## [DIRECTIONS]
Below is a listing to write out in full, exactly as given, without its pictures.

## [RECORD EXCERPTS]
>>

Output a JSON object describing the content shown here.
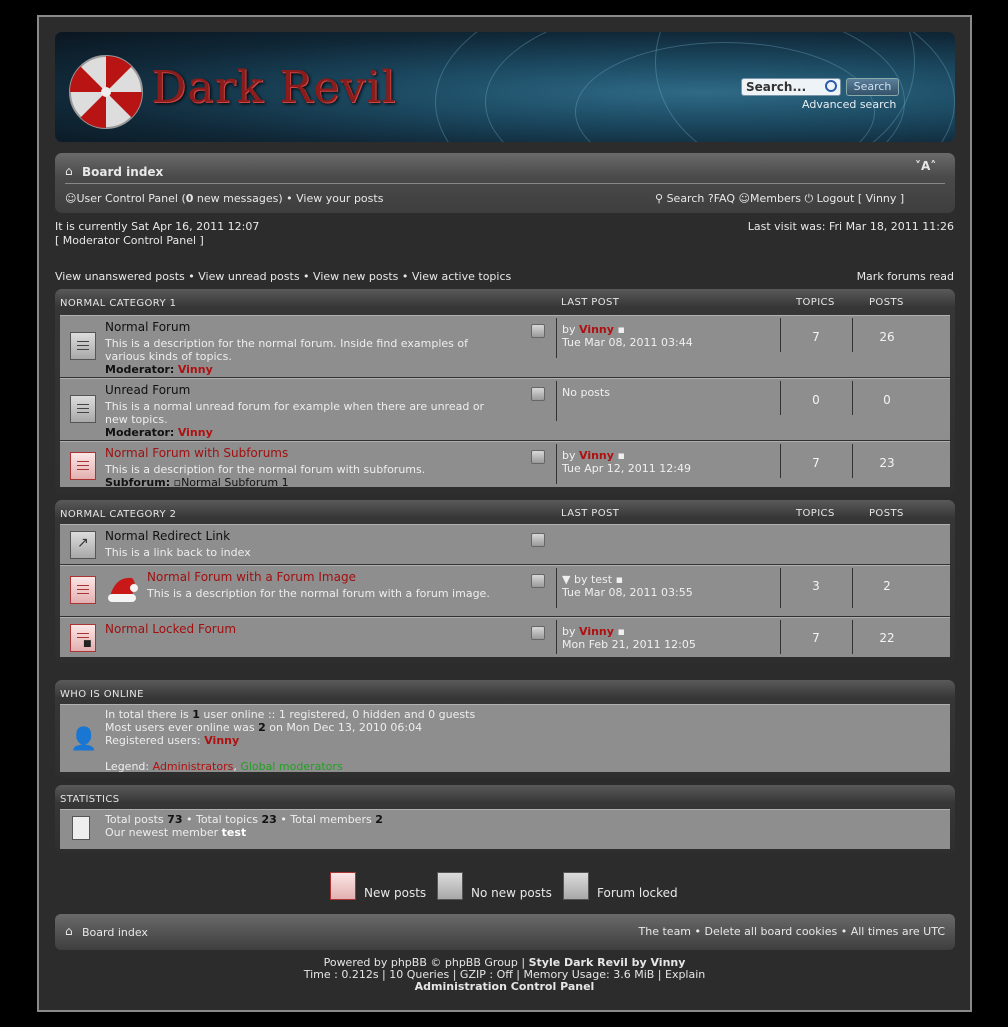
{
  "header": {
    "site_title": "Dark Revil",
    "search_placeholder": "Search...",
    "search_button": "Search",
    "advanced_search": "Advanced search"
  },
  "navbar": {
    "board_index": "Board index",
    "font_toggle": "˅A˄",
    "ucp": "User Control Panel (",
    "new_messages_count": "0",
    "new_messages_suffix": " new messages)",
    "view_posts": "View your posts",
    "search": "Search",
    "faq": "FAQ",
    "members": "Members",
    "logout_prefix": "Logout [",
    "logout_user": "Vinny",
    "logout_suffix": "]"
  },
  "status": {
    "current_time": "It is currently Sat Apr 16, 2011 12:07",
    "mcp": "[ Moderator Control Panel ]",
    "last_visit": "Last visit was: Fri Mar 18, 2011 11:26"
  },
  "quicklinks": {
    "unanswered": "View unanswered posts",
    "unread": "View unread posts",
    "new": "View new posts",
    "active": "View active topics",
    "mark_read": "Mark forums read"
  },
  "columns": {
    "last_post": "LAST POST",
    "topics": "TOPICS",
    "posts": "POSTS"
  },
  "categories": [
    {
      "name": "NORMAL CATEGORY 1",
      "forums": [
        {
          "title": "Normal Forum",
          "desc1": "This is a description for the normal forum. Inside find examples of",
          "desc2": "various kinds of topics.",
          "mod_label": "Moderator:",
          "mod_name": "Vinny",
          "by": "by",
          "author": "Vinny",
          "date": "Tue Mar 08, 2011 03:44",
          "topics": "7",
          "posts": "26"
        },
        {
          "title": "Unread Forum",
          "desc1": "This is a normal unread forum for example when there are unread or",
          "desc2": "new topics.",
          "mod_label": "Moderator:",
          "mod_name": "Vinny",
          "no_posts": "No posts",
          "topics": "0",
          "posts": "0"
        },
        {
          "title": "Normal Forum with Subforums",
          "desc1": "This is a description for the normal forum with subforums.",
          "sub_label": "Subforum:",
          "sub_name": "Normal Subforum 1",
          "by": "by",
          "author": "Vinny",
          "date": "Tue Apr 12, 2011 12:49",
          "topics": "7",
          "posts": "23"
        }
      ]
    },
    {
      "name": "NORMAL CATEGORY 2",
      "forums": [
        {
          "title": "Normal Redirect Link",
          "desc1": "This is a link back to index"
        },
        {
          "title": "Normal Forum with a Forum Image",
          "desc1": "This is a description for the normal forum with a forum image.",
          "by": "by",
          "author": "test",
          "date": "Tue Mar 08, 2011 03:55",
          "topics": "3",
          "posts": "2"
        },
        {
          "title": "Normal Locked Forum",
          "by": "by",
          "author": "Vinny",
          "date": "Mon Feb 21, 2011 12:05",
          "topics": "7",
          "posts": "22"
        }
      ]
    }
  ],
  "online": {
    "title": "WHO IS ONLINE",
    "l1a": "In total there is ",
    "l1n": "1",
    "l1b": " user online :: 1 registered, 0 hidden and 0 guests",
    "l2a": "Most users ever online was ",
    "l2n": "2",
    "l2b": " on Mon Dec 13, 2010 06:04",
    "l3": "Registered users: ",
    "l3u": "Vinny",
    "legend": "Legend: ",
    "admins": "Administrators",
    "globalmods": "Global moderators"
  },
  "stats": {
    "title": "STATISTICS",
    "tp": "Total posts ",
    "tp_n": "73",
    "tt": "Total topics ",
    "tt_n": "23",
    "tm": "Total members ",
    "tm_n": "2",
    "newest": "Our newest member ",
    "newest_name": "test"
  },
  "legend_icons": {
    "new": "New posts",
    "nonew": "No new posts",
    "locked": "Forum locked"
  },
  "footer": {
    "board_index": "Board index",
    "team": "The team",
    "cookies": "Delete all board cookies",
    "times": "All times are UTC"
  },
  "credits": {
    "line1a": "Powered by phpBB © phpBB Group | ",
    "line1b": "Style Dark Revil by Vinny",
    "line2": "Time : 0.212s | 10 Queries | GZIP : Off | Memory Usage: 3.6 MiB | Explain",
    "line3": "Administration Control Panel"
  },
  "colors": {
    "accent_red": "#b01010",
    "global_mod_green": "#22a022"
  }
}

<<

## [TASK OUTPUT]
Output a JSON object describing the content shown here.
{
  "header": {
    "site_title": "Dark Revil",
    "search_placeholder": "Search...",
    "search_button": "Search",
    "advanced_search": "Advanced search"
  },
  "navbar": {
    "board_index": "Board index",
    "font_toggle": "˅A˄",
    "ucp": "User Control Panel (",
    "new_messages_count": "0",
    "new_messages_suffix": " new messages)",
    "view_posts": "View your posts",
    "search": "Search",
    "faq": "FAQ",
    "members": "Members",
    "logout_prefix": "Logout [",
    "logout_user": "Vinny",
    "logout_suffix": "]"
  },
  "status": {
    "current_time": "It is currently Sat Apr 16, 2011 12:07",
    "mcp": "[ Moderator Control Panel ]",
    "last_visit": "Last visit was: Fri Mar 18, 2011 11:26"
  },
  "quicklinks": {
    "unanswered": "View unanswered posts",
    "unread": "View unread posts",
    "new": "View new posts",
    "active": "View active topics",
    "mark_read": "Mark forums read"
  },
  "columns": {
    "last_post": "LAST POST",
    "topics": "TOPICS",
    "posts": "POSTS"
  },
  "categories": [
    {
      "name": "NORMAL CATEGORY 1",
      "forums": [
        {
          "title": "Normal Forum",
          "desc1": "This is a description for the normal forum. Inside find examples of",
          "desc2": "various kinds of topics.",
          "mod_label": "Moderator:",
          "mod_name": "Vinny",
          "by": "by",
          "author": "Vinny",
          "date": "Tue Mar 08, 2011 03:44",
          "topics": "7",
          "posts": "26"
        },
        {
          "title": "Unread Forum",
          "desc1": "This is a normal unread forum for example when there are unread or",
          "desc2": "new topics.",
          "mod_label": "Moderator:",
          "mod_name": "Vinny",
          "no_posts": "No posts",
          "topics": "0",
          "posts": "0"
        },
        {
          "title": "Normal Forum with Subforums",
          "desc1": "This is a description for the normal forum with subforums.",
          "sub_label": "Subforum:",
          "sub_name": "Normal Subforum 1",
          "by": "by",
          "author": "Vinny",
          "date": "Tue Apr 12, 2011 12:49",
          "topics": "7",
          "posts": "23"
        }
      ]
    },
    {
      "name": "NORMAL CATEGORY 2",
      "forums": [
        {
          "title": "Normal Redirect Link",
          "desc1": "This is a link back to index"
        },
        {
          "title": "Normal Forum with a Forum Image",
          "desc1": "This is a description for the normal forum with a forum image.",
          "by": "by",
          "author": "test",
          "date": "Tue Mar 08, 2011 03:55",
          "topics": "3",
          "posts": "2"
        },
        {
          "title": "Normal Locked Forum",
          "by": "by",
          "author": "Vinny",
          "date": "Mon Feb 21, 2011 12:05",
          "topics": "7",
          "posts": "22"
        }
      ]
    }
  ],
  "online": {
    "title": "WHO IS ONLINE",
    "l1a": "In total there is ",
    "l1n": "1",
    "l1b": " user online :: 1 registered, 0 hidden and 0 guests",
    "l2a": "Most users ever online was ",
    "l2n": "2",
    "l2b": " on Mon Dec 13, 2010 06:04",
    "l3": "Registered users: ",
    "l3u": "Vinny",
    "legend": "Legend: ",
    "admins": "Administrators",
    "globalmods": "Global moderators"
  },
  "stats": {
    "title": "STATISTICS",
    "tp": "Total posts ",
    "tp_n": "73",
    "tt": "Total topics ",
    "tt_n": "23",
    "tm": "Total members ",
    "tm_n": "2",
    "newest": "Our newest member ",
    "newest_name": "test"
  },
  "legend_icons": {
    "new": "New posts",
    "nonew": "No new posts",
    "locked": "Forum locked"
  },
  "footer": {
    "board_index": "Board index",
    "team": "The team",
    "cookies": "Delete all board cookies",
    "times": "All times are UTC"
  },
  "credits": {
    "line1a": "Powered by phpBB © phpBB Group | ",
    "line1b": "Style Dark Revil by Vinny",
    "line2": "Time : 0.212s | 10 Queries | GZIP : Off | Memory Usage: 3.6 MiB | Explain",
    "line3": "Administration Control Panel"
  },
  "colors": {
    "accent_red": "#b01010",
    "global_mod_green": "#22a022"
  }
}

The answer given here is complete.